On July 17, Pakistan’s Punjab province will hold by-elections for vacant seats in the provincial assembly. It’s the first electoral test for Imran Khan and his PTI since he was forced out of office through a vote of no-confidence back in April. Will his electoral strategy of calling out the military for political interference pay off?

Find out more

Southeast Asia

Philippines Hails Landmark South China Sea Ruling

This week marks six years since a tribunal based at the Permanent Court of Arbitration in The Hague handed down its landmark South China Sea ruling. The award upheld most of the claims made in a case brought by the Philippines in 2013 and ruled that China’s expansive “nine-dash line” claim had no basis in international law. In honor of the event, Philippine Foreign Secretary Enrique Manalo issued a statement this week hailing the ruling, after six years in which then-President Rodrigo Duterte set it aside in favor of direct talks with Beijing. While new President Ferdinand Marcos Jr. has sent mixed messages about how he plans to handle the South China Sea disputes, the statement likely signals a tougher line from Manila.

Find out more

Central Asia

A Win for Kazakhstan at Wimbledon?

Over the weekend, Elena Rybakina won the women’s singles final at Wimbledon, becoming the first tennis player under the Kazakh flag to reach such heights. But she, like other top-ranked Kazakh tennis players, isn’t actually from Kazakhstan.

Find out more
Visualizing APAC

Photo by Antonio Graceffo

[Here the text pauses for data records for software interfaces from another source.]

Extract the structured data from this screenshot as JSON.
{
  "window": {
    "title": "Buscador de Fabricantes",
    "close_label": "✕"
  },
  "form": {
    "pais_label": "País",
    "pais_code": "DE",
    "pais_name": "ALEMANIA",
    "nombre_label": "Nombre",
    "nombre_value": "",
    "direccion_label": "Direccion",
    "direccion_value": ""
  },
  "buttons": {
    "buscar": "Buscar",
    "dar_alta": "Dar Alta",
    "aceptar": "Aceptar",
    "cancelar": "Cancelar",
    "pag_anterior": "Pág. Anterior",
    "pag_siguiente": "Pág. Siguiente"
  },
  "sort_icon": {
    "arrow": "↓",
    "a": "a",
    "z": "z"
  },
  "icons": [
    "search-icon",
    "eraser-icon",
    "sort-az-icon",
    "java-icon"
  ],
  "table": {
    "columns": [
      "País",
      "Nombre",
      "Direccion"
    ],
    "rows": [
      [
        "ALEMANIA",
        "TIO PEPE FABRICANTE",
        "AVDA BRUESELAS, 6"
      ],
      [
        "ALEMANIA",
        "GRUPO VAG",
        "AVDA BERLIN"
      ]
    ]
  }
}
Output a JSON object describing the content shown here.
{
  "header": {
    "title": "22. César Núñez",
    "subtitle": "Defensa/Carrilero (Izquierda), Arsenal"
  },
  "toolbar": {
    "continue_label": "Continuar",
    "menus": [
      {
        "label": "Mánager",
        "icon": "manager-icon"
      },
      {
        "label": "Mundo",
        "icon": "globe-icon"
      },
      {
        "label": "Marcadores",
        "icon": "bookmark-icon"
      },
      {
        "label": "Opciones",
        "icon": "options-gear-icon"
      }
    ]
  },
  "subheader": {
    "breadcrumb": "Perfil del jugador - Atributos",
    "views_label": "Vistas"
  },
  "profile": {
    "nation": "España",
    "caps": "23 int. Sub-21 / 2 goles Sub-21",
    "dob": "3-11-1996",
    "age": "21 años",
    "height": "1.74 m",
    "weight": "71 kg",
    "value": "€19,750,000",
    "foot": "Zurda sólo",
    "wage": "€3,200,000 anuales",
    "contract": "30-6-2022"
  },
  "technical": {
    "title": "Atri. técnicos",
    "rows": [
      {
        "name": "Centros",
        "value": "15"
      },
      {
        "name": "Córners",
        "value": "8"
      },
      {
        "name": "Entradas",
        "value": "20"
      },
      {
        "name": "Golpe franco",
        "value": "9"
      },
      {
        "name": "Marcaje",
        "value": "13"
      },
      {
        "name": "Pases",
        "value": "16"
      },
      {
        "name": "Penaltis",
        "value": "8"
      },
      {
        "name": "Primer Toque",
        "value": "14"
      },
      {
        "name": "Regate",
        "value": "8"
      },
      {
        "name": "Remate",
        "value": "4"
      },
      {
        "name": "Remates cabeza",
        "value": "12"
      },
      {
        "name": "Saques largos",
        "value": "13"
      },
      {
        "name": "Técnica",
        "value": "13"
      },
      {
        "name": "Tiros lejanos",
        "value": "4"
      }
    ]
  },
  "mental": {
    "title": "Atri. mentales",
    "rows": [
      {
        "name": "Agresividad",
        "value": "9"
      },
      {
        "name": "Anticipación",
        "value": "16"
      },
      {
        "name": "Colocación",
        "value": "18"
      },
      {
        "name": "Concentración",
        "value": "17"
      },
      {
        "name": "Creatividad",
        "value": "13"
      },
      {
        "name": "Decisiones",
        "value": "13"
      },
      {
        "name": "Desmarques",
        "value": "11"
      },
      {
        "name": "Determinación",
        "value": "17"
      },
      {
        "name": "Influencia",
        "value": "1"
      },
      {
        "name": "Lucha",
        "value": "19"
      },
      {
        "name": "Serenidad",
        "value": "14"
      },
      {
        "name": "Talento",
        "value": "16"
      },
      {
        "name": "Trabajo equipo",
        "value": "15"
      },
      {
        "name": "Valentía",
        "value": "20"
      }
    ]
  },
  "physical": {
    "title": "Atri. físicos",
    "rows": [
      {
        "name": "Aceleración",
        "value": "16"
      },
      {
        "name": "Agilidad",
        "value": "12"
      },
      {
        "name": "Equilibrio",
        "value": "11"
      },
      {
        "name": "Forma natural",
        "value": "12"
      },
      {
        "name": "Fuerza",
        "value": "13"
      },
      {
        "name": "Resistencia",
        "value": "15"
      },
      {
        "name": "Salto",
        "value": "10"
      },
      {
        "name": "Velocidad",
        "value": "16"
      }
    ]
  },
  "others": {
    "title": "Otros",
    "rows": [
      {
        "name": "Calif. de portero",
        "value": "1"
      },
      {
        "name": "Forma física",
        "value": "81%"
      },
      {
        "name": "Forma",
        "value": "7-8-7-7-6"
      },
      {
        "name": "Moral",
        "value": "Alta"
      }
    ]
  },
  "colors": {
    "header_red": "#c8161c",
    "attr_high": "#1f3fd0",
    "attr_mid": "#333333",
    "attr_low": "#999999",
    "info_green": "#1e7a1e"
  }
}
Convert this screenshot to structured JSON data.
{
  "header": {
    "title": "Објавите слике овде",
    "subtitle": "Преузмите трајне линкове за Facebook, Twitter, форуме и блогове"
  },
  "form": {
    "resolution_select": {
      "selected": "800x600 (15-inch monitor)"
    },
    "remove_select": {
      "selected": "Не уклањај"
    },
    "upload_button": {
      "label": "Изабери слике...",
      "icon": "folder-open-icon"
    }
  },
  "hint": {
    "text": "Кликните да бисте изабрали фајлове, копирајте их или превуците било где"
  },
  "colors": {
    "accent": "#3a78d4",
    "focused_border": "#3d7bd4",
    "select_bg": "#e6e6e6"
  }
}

Wrestlers at Suuj training camp, about 75 kilometers from Ulaanbaatar, preparing to compete in Naadam.

See the full picture
Word of the Week



Mata hara, the Japanese neologism for “maternity harassment,” in which a woman who is pregnant or has given birth is subject to unfavorable treatment or abuse by staff or management.

Find out more
India’s Energy-Environment Catch-22

The Diplomat Magazine | July 2022

India’s Energy-Environment Catch-22

This month, our cover story examines India’s impossible situation: extreme weather means increased energy usage, forcing New Delhi to double-down on the high-emissions coal plants that helped cause the extreme weather to begin with. We also outline the diplomatic duel underway in the Pacific, as viewed from the Pacific Islands’ perspective, scrutinize what’s “new” in Kazakhstan after a constitutional change, and introduce Ferdinand Marcos Jr., the Philippines’ new president and the son of its notorious former dictator. And, of course, we offer a range of reporting, analysis, and opinion from across the region.

Read the Magazine
Diplomat Risk Intelligence